I met Dr Manmohan Singh for the first time when I was president of the Delhi University Students Union in the late 1960s and he was teaching at the Delhi School of Economics. Though the two of us had nothing in common, we met occasionally whenever I went to the coffee house of D School, as it is known in academic circles. There I had the privilege of sipping many cups of coffee in his august company.
He was a learned man of great simplicity. I met him in between on occasions and invited him, in my capacity as president of the Indian Council of World Affairs, to deliver lectures.
But I really came close to him only in 1999 when he was asked to contest the South Delhi Lok Sabha constituency on a Congress ticket against Vijay Kumar Malhotra of the Bharatiya Janata Party. I asked him why he was contesting against Malhotra when he could have won easily from any other seat. "I have been told by Mrs Sonia Gandhi to contest from this seat only and hence I will file my papers," Dr Singh told me politely soon after I took over as his election in-charge on behalf of the Congress party.
Once the nomination had been filed, he asked me to comply with the guidelines of the Election Commission strictly and not do anything that would invite penal action. We had three cars for our campaign and he gave the numbers of these vehicles to the Commission beforehand. He did most of his campaigning on foot to bring down his election-related expenditure.
Dr Singh, the great economist and former finance minister of India, walked into the lanes and bylanes of the jhuggi jhopri colonies of South Delhi as easily as if taking a morning stroll in his garden. He mingled with the poor and downtrodden people and listened to their complaints.
One day he was campaigning in the Green Park area when a 70-year-old man walked up and told Dr Singh that he was going to vote for him because he had taught his son at the Delhi School of Economics. "My son called me from the USA to say that I must vote for you," the man told Dr Singh, who looked admiringly on the senior citizen.
Right from the beginning we knew we were in for a tough fight against Malhotra. Then we had to deal with some internal problems in the party as well. Dr Singh was deeply hurt when Malhotra made some remark about his turban. Though we wanted Singh to deal with Malhotra effectively, he showed magnanimity by just ignoring the man and choosing not to hit back below the belt.
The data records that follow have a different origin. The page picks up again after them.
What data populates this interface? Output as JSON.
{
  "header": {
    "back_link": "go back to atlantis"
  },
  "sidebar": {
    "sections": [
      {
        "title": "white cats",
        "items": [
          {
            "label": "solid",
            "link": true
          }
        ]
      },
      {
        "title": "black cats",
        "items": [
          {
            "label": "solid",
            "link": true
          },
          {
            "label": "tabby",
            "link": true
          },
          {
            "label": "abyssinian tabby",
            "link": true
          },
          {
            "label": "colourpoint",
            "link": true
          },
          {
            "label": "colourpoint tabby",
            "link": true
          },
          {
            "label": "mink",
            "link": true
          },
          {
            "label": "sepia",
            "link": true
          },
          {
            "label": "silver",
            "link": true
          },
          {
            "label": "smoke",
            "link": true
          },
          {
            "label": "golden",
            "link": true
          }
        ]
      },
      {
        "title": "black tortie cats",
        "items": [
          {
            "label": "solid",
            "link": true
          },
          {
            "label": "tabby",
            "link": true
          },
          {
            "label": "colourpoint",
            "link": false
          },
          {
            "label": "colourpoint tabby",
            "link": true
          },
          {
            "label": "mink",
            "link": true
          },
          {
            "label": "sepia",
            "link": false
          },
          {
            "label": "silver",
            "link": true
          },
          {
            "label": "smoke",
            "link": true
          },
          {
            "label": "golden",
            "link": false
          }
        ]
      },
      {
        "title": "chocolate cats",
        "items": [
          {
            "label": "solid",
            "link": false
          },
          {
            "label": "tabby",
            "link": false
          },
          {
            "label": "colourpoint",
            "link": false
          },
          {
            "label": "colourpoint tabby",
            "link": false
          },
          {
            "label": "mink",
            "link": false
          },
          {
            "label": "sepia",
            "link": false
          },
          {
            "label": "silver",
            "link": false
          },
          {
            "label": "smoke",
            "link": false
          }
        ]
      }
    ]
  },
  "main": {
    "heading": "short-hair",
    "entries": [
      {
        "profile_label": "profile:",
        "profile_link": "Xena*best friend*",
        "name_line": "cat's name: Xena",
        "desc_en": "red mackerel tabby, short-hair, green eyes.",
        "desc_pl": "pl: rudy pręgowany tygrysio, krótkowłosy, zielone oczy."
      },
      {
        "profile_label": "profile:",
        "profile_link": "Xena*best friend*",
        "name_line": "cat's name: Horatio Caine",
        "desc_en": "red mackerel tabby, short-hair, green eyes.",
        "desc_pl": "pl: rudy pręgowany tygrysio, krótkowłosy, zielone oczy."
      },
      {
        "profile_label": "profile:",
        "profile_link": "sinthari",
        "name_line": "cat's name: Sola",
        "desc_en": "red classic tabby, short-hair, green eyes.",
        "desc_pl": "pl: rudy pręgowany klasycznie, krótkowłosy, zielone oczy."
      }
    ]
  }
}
A top businessman flew in from Kolkata and was keen to contribute money for Dr Singh's election. Despite numerous phone calls and even personal pleadings with staff members, the man did not get an appointment. "Please tell him to go back. If I take money from him, he will ask for a favour and that I am not going to do," Dr Singh told me. He meant it. The man flew back to Kolkata without meeting Dr Singh.
Some jhuggi jhopri workers wanted to have liquor, but again Dr Singh put his foot down and said that even if he lost it would not make a difference to him and there was no way he was going to allow anyone to distribute liquor to buy votes.
When the results came, he lost by over 22,000 votes. He led only in two assembly segments, Okhla and Rajouri Garden. Malhotra led in the other eight. "Maybe there was some shortcoming in me that I could not win the election," he said when it was all over. He did not blame anyone, fully knowing how people within his party had sabotaged his campaign.
Harcharan Singh Josh is secretary, All-India Congress Committee, minority department.
As told to Onkar Singh
Photograph: Ami Vitale/Getty Images | Image: Uday Kuckian